TASK GOAL
List each line of the data that holds the string "Neuilly".

DATA SHOWN
____

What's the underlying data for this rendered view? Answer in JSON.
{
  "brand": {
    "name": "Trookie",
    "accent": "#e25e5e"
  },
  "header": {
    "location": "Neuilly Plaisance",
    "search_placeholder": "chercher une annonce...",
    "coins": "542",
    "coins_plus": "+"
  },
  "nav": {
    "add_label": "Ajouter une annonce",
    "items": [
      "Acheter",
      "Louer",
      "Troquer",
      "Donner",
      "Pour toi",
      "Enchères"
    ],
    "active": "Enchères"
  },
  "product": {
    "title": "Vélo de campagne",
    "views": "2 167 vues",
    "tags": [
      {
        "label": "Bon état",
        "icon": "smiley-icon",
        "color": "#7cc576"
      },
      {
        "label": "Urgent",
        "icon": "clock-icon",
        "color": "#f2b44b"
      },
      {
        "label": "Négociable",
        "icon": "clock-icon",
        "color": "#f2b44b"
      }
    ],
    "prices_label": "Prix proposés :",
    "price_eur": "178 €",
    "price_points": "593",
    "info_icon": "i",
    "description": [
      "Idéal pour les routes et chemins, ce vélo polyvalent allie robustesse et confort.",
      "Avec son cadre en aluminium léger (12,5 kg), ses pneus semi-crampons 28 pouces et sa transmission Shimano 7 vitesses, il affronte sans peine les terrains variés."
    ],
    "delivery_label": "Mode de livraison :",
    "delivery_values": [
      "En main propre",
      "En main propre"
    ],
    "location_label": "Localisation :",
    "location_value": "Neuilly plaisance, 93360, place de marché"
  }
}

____

RESULT FOR THIS TASK
    "location": "Neuilly Plaisance",
    "location_value": "Neuilly plaisance, 93360, place de marché"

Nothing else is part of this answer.